> **ABOUT THIS EXERCISE**: Print all entries below exactly, without images.

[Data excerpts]
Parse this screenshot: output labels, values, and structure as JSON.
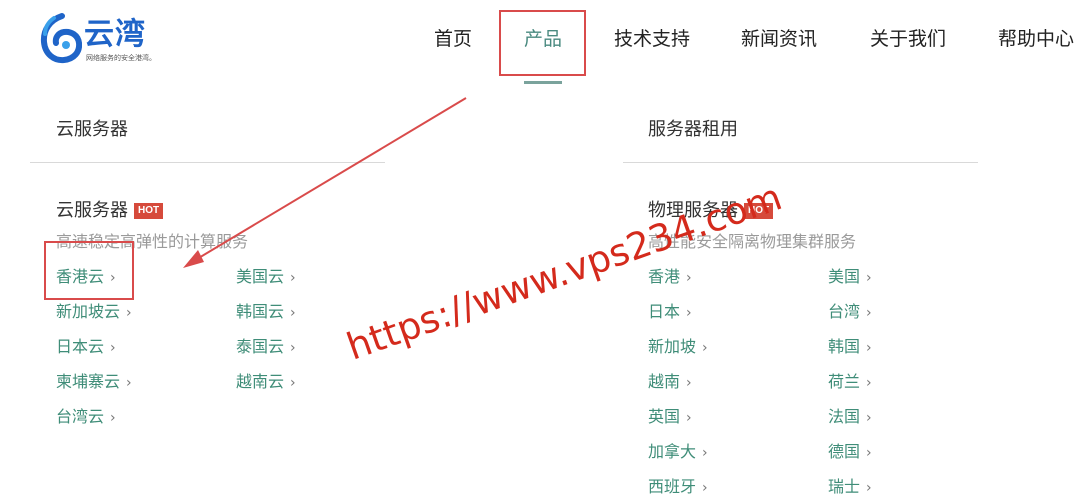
{
  "logo": {
    "name": "云湾",
    "tagline": "网络服务的安全港湾。",
    "brand_color": "#1f64c8"
  },
  "nav": [
    {
      "label": "首页"
    },
    {
      "label": "产品"
    },
    {
      "label": "技术支持"
    },
    {
      "label": "新闻资讯"
    },
    {
      "label": "关于我们"
    },
    {
      "label": "帮助中心"
    }
  ],
  "active_nav": "产品",
  "accent_color": "#3f8d78",
  "highlight_color": "#d94b4b",
  "columns": [
    {
      "title": "云服务器",
      "sub_heading": "云服务器",
      "badge": "HOT",
      "description": "高速稳定高弹性的计算服务",
      "links": [
        "香港云",
        "美国云",
        "新加坡云",
        "韩国云",
        "日本云",
        "泰国云",
        "柬埔寨云",
        "越南云",
        "台湾云"
      ]
    },
    {
      "title": "服务器租用",
      "sub_heading": "物理服务器",
      "badge": "HOT",
      "description": "高性能安全隔离物理集群服务",
      "links": [
        "香港",
        "美国",
        "日本",
        "台湾",
        "新加坡",
        "韩国",
        "越南",
        "荷兰",
        "英国",
        "法国",
        "加拿大",
        "德国",
        "西班牙",
        "瑞士"
      ]
    }
  ],
  "link_chevron": "›",
  "watermark": "https://www.vps234.com"
}
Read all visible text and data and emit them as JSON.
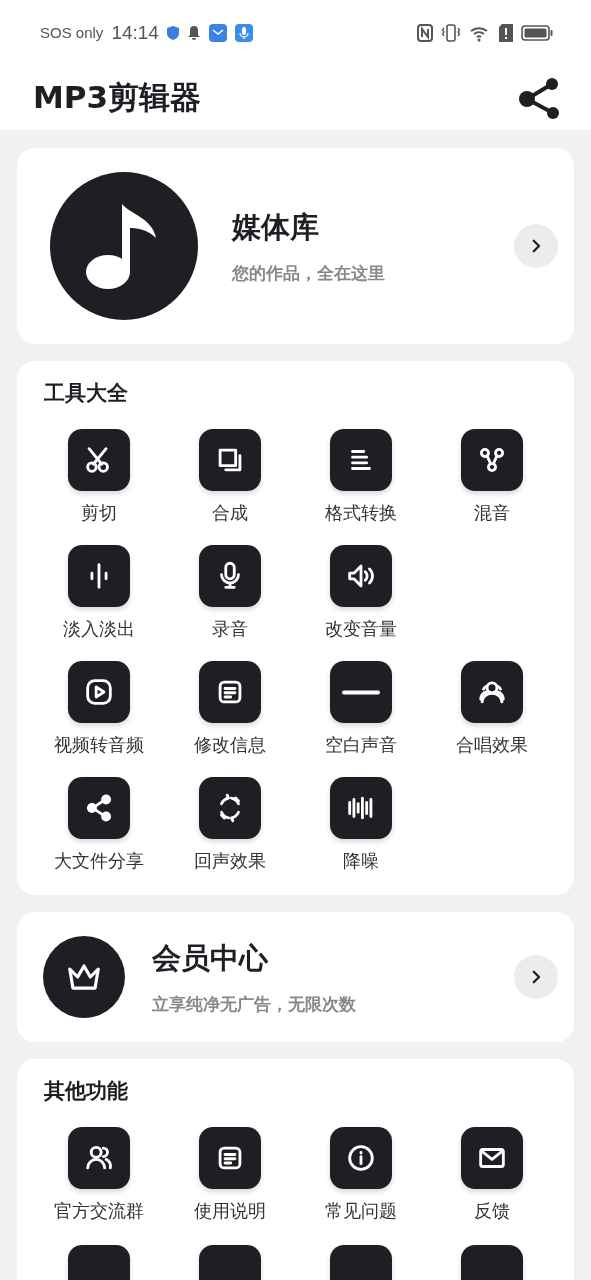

> **EXERCISE RESULT**:
Parse this screenshot: output labels, values, and structure as JSON.
{
  "logo": {
    "name": "云湾",
    "tagline": "网络服务的安全港湾。",
    "brand_color": "#1f64c8"
  },
  "nav": [
    {
      "label": "首页"
    },
    {
      "label": "产品"
    },
    {
      "label": "技术支持"
    },
    {
      "label": "新闻资讯"
    },
    {
      "label": "关于我们"
    },
    {
      "label": "帮助中心"
    }
  ],
  "active_nav": "产品",
  "accent_color": "#3f8d78",
  "highlight_color": "#d94b4b",
  "columns": [
    {
      "title": "云服务器",
      "sub_heading": "云服务器",
      "badge": "HOT",
      "description": "高速稳定高弹性的计算服务",
      "links": [
        "香港云",
        "美国云",
        "新加坡云",
        "韩国云",
        "日本云",
        "泰国云",
        "柬埔寨云",
        "越南云",
        "台湾云"
      ]
    },
    {
      "title": "服务器租用",
      "sub_heading": "物理服务器",
      "badge": "HOT",
      "description": "高性能安全隔离物理集群服务",
      "links": [
        "香港",
        "美国",
        "日本",
        "台湾",
        "新加坡",
        "韩国",
        "越南",
        "荷兰",
        "英国",
        "法国",
        "加拿大",
        "德国",
        "西班牙",
        "瑞士"
      ]
    }
  ],
  "link_chevron": "›",
  "watermark": "https://www.vps234.com"
}
Read all visible text and data and emit them as JSON.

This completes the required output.